Nagging Questions about Afghanistan

An NBC News report last week painted a picture of military futility in Afghanistan. The more recent large operation in Helmand has a more cogent rationale, but it to suffers from viewing the Afghanistan fight as a US operation. Robert McNamara’s death reminds us that we will lose if we view it as our fight rather than as the fight of local (not initially national) partners who we contrive to support.

1) NBC Nightly News last week had a few minutes of a fire fight with a Marine unit. The Marines hiked up to a seemingly deserted unit, saying along the way that they expected to be ambushed because they figured locals would have tipped off the Taliban. Sure enough they set up and were attacked by about ten enemy, of which they thought they killed maybe three, with no US casualties. The Marines and the Taliban fought with essentially the same weapons, though the Marines could call in air strikes if needed. No advanced technology was in evidence on the US side. The US forces were not accompanied by any Afghani nationals. In fact, given that the “Taliban” may have been non-Afghani forces, it’s possible that no one from Afghanistan was involved in the episode. NBC saw this engagement as a success, primarily because of the lack of US casualties but what did it accomplish? Practically, nothing, except perhaps demonstrating that the US did not control the area. Why are we sending US forces to fight for no real tactical or strategic purpose and without any decisive military capability?

2) The large operation of the Marines in Helmand province has an entirely different focus — to move in and protect the people with a permanent US force presence, rather than kill the enemy. This is the counter-insurgency theory that is at the heart of current US military thinking. The Center of a New American Security (CNAS) in Washington DC is a hotbed of this counter-insurgency (COIN) thinking — it’s worth looking at, and particularly the paper by Exum, Fick, Humayun, and Kilcullen entitled Triage: The Next Twelve Months In Afghanistan and Pakistan, and the one by LTC Jim Crider (US Army), entitled Inside the Surge: One Commander’s Lessons in Counterinsurgency, based on his experience during the “surge” in Baghdad. Crider is especially good on recognizing the crux of the issue is the contest for intelligence, which we were bound to lose so long as we did not fully engage the locals.

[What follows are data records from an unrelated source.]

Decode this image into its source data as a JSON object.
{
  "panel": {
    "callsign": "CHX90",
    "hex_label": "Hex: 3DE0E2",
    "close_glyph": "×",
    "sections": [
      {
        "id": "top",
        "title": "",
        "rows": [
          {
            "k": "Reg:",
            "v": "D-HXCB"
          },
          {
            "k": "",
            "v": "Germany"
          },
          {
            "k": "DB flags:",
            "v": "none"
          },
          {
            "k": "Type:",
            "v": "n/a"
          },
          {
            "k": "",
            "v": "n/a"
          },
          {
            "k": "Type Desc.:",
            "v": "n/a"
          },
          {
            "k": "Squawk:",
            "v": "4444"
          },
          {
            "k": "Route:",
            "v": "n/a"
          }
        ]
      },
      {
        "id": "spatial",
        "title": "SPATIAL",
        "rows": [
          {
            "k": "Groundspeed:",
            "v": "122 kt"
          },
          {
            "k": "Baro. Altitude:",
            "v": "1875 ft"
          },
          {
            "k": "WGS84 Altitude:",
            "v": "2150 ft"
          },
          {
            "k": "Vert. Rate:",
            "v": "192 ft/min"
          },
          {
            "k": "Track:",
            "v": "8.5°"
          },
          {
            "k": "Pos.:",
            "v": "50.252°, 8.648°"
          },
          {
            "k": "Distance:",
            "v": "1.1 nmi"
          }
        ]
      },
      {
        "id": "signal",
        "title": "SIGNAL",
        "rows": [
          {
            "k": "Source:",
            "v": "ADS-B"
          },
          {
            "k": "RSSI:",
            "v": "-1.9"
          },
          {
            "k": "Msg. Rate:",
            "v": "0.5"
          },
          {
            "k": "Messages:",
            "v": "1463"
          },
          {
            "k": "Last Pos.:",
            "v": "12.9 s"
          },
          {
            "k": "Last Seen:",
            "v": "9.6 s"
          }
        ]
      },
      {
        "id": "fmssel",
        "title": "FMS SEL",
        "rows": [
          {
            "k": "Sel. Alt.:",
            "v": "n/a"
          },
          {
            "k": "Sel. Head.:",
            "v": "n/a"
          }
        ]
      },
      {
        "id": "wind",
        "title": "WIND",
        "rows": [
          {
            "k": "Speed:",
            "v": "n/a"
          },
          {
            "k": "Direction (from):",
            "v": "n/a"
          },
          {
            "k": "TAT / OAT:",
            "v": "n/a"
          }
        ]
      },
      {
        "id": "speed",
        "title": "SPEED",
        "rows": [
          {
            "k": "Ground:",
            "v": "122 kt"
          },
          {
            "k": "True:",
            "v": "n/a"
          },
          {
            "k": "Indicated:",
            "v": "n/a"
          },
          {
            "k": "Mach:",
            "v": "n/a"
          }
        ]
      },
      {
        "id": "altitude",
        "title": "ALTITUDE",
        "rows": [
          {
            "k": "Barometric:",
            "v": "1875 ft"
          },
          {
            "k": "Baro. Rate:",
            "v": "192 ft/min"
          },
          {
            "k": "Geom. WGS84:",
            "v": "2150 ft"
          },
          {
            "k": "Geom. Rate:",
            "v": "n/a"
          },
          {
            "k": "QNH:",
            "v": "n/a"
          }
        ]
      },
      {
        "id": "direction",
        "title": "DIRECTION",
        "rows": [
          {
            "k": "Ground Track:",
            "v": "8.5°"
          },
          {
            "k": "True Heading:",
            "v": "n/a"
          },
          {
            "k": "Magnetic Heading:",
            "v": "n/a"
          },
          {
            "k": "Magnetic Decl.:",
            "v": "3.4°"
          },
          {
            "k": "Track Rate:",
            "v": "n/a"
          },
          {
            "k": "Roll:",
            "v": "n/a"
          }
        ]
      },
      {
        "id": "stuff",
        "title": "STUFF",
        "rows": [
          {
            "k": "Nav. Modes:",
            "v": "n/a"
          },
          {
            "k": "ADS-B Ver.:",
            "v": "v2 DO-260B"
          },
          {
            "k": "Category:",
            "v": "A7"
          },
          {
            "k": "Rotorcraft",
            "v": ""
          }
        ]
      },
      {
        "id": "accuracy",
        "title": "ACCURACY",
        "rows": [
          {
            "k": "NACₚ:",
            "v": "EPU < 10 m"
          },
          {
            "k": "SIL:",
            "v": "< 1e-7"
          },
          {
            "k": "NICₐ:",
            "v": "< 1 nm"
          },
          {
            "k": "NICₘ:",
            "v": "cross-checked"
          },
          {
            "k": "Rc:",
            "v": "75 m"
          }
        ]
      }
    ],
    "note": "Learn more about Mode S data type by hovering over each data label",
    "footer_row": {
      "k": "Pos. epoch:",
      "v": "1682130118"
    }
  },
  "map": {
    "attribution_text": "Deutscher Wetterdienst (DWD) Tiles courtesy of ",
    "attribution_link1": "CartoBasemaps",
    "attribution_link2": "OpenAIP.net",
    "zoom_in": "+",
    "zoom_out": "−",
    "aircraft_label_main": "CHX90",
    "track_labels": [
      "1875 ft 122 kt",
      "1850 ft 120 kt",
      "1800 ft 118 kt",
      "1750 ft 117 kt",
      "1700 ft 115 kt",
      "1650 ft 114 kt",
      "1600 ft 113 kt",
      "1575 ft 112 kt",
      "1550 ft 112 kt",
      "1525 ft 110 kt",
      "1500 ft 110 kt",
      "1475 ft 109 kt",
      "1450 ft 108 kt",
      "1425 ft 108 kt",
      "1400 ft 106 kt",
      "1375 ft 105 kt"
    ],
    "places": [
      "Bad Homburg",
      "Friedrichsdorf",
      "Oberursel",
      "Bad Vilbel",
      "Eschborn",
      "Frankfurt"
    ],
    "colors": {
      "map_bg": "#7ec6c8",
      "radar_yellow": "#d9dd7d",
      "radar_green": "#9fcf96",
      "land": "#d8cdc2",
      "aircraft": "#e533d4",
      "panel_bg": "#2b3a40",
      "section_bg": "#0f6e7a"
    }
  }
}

3) Robert McNamara’s death reminds us that COIN was a buzzword back in 1962 as well, when he thought we were winning in Vietnam. In the end, if there are not indigenous forces that are upright and attractive to their compatriots that want to succeed as much as the insurgents, then nothing outsiders can do will prevail. The outsiders just become the target for nationalist mobilization. In their can-do American spirit, the CNAS folks talk about what “we” should do to win in Afghanistan, and they offer solutions that hinge on improving the capacity of Afghanistan’s central government and its military and police forces, and they want to stay as long as is necessary. What “we” Americans ought to be doing in Afghanistan is helping to identify and reinforce local power structures that can protect their own local people, with (for a time) US forces and (soon) regional police or central government forces providing strike forces to deal with insurgent concentrations that might overwhelm local capabilities.

Update: The July 8 NYT reports “Allied Officers Concerned by Lack of Afhan Forces.” It’s important to note that owing to ethnic and cultural differences within Afghanistan, central forces may not be all that much better than American ones.